However, today, September 12, marks the anniversary of the start of another tragedy, a tragedy that became evident by September 12, 2001, and continues today. The tragedy is that Muslims are marginalized, or even attacked, because people associate that religion with terrorism, and Sikhs are marginalized or attacked because various head coverings make others think that Sikhs look Muslim. It’s a tragedy that started when people first found out that the hijackers committed terrorism in the name of a very warped version of Islam.

Now I trust that none of us are the ones directly committing these tragedies against Muslims and Sikhs. But I worry that many of us, myself included at times, are enablers of hatred against Muslims and people who look like Muslims.

I hear this enabling all the time.

Every time someone talks about Islam being a barbarous religion, that person is enabling hatred of Islam. Every time someone talks about Islam is a religion of hate, that person is enabling hatred of Islam. Every time someone talks about all Muslims as if they’re all on a quest to destroy the United States, that person is enabling hatred of Islam.

I could continue the list, but by now I think my readers get the point. The point is that, while none of us may be directly behind the anti-Muslim and anti-Sikh violence, anti-Muslim rhetoric, or even silence in the face of others’ anti-Muslim rhetoric, can create motivation for people to commit violence against Muslims and people who are mistaken as being Muslim (often Sikhs).

So at this point, maybe some of you are expecting me to tell everyone to be careful with the words all of us say. Now yes, I agree that we should generally be careful with the words we say, because the last thing that any of us wants to do is to somehow give fuel to violence.

But I am calling for something more. Namely, I am calling for everybody to stop judging people based on what religion they are, and instead look at how individuals live out the religion (or lack of religion) they have. If someone is a Muslim who advocates for basic human rights around the world, then that’s great! If someone is a Christian who is big into war, that’s not so great, even if I share the same religion as the other Christian.

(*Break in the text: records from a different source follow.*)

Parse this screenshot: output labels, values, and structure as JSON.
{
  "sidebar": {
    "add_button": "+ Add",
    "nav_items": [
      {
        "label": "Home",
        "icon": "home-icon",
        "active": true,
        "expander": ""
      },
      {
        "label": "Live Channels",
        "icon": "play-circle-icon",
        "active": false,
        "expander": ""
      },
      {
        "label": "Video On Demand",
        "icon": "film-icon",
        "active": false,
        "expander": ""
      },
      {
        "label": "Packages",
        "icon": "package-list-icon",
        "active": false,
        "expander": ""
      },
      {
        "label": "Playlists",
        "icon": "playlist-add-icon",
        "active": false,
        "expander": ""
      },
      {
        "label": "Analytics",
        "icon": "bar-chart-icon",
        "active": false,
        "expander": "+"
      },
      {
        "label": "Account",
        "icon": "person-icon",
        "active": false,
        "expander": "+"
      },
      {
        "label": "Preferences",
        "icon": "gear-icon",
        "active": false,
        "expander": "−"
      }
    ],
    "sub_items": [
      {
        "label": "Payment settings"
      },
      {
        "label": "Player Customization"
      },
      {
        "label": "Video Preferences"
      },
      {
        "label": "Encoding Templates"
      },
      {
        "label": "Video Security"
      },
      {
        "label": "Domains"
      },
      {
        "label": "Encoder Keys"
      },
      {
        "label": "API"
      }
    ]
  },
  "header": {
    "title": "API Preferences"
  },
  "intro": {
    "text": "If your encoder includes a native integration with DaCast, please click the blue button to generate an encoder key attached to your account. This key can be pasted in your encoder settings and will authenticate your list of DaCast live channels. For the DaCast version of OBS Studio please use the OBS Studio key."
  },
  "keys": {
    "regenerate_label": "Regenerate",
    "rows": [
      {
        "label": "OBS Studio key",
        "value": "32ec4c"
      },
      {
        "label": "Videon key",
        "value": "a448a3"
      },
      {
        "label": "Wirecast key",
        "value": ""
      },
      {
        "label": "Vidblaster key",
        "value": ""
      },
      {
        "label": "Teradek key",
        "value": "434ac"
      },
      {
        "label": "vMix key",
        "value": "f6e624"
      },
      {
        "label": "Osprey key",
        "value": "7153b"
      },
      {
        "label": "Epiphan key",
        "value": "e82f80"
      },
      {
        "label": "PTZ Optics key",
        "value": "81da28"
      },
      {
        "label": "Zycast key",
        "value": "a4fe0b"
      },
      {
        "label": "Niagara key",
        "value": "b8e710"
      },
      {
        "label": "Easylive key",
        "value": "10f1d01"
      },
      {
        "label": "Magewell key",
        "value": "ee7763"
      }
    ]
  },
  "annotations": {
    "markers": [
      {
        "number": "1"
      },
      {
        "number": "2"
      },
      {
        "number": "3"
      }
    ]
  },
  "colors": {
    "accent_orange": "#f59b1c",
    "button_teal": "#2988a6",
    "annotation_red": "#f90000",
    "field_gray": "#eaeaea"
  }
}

Martin Luther King, Jr. tells us “not to judge by the color of their skin, but by the content of their character.” In the context of judging people based on religion, I suggest a quote similar to Dr. King’s: we should not judge people by the name of their religion, but by the content of their character.